↓

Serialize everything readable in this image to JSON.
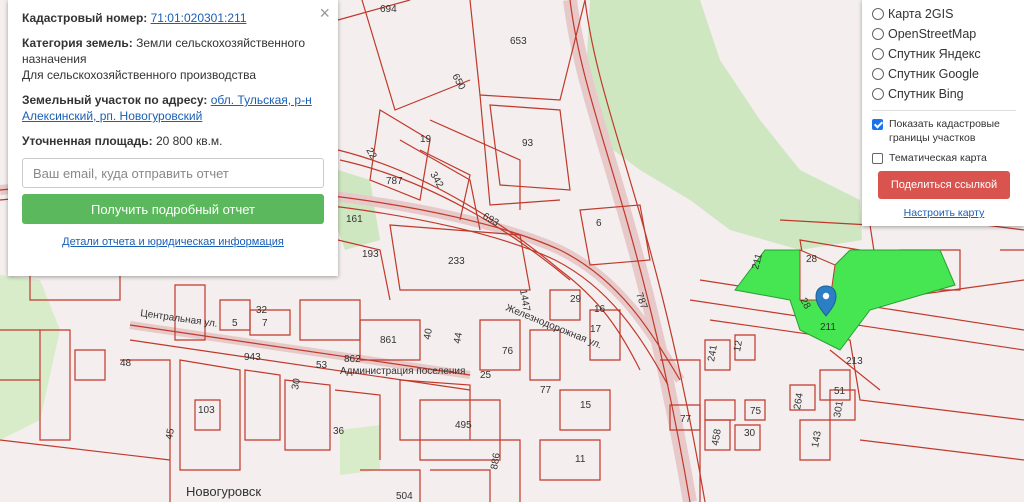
{
  "colors": {
    "parcel_line": "#c0392b",
    "selected_parcel": "#45e652",
    "pin": "#2c7fc4",
    "report_button": "#5cb85c",
    "share_button": "#d9534f"
  },
  "parcel_info": {
    "cadastral_label": "Кадастровый номер:",
    "cadastral_number": "71:01:020301:211",
    "category_label": "Категория земель:",
    "category_value": "Земли сельскохозяйственного назначения",
    "use_value": "Для сельскохозяйственного производства",
    "address_label": "Земельный участок по адресу:",
    "address_value": "обл. Тульская, р-н Алексинский, рп. Новогуровский",
    "area_label": "Уточненная площадь:",
    "area_value": "20 800 кв.м.",
    "email_placeholder": "Ваш email, куда отправить отчет",
    "report_button": "Получить подробный отчет",
    "details_link": "Детали отчета и юридическая информация",
    "close_icon": "×"
  },
  "layers": {
    "options": [
      "Карта 2GIS",
      "OpenStreetMap",
      "Спутник Яндекс",
      "Спутник Google",
      "Спутник Bing"
    ],
    "show_borders": "Показать кадастровые границы участков",
    "thematic": "Тематическая карта",
    "share_button": "Поделиться ссылкой",
    "setup_link": "Настроить карту"
  },
  "map_labels": {
    "l694": "694",
    "l653": "653",
    "l650": "650",
    "l93": "93",
    "l19": "19",
    "l22": "22",
    "l787": "787",
    "l342": "342",
    "l161": "161",
    "l693": "693",
    "l6": "6",
    "l233": "233",
    "l193": "193",
    "l28a": "28",
    "l28b": "28",
    "l211a": "211",
    "l211b": "211",
    "l787b": "787",
    "l1447": "1447",
    "l861": "861",
    "l862": "862",
    "l943": "943",
    "l48": "48",
    "l5": "5",
    "l7": "7",
    "l32": "32",
    "l77": "77",
    "l76": "76",
    "l12": "12",
    "l241": "241",
    "l213": "213",
    "l51": "51",
    "l264": "264",
    "l301": "301",
    "l75": "75",
    "l143": "143",
    "l458": "458",
    "l30": "30",
    "l77b": "77",
    "l495": "495",
    "l504": "504",
    "l886": "886",
    "l103": "103",
    "l45": "45",
    "l36": "36",
    "l40": "40",
    "l44": "44",
    "l25": "25",
    "l17": "17",
    "l29": "29",
    "l16": "16",
    "l15": "15",
    "l11": "11",
    "l53": "53",
    "l30b": "30",
    "street_central": "Центральная ул.",
    "street_rail": "Железнодорожная ул.",
    "admin": "Администрация поселения",
    "town": "Новогуровск"
  }
}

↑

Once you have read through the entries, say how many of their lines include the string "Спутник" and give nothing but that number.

-- Problem solution --
3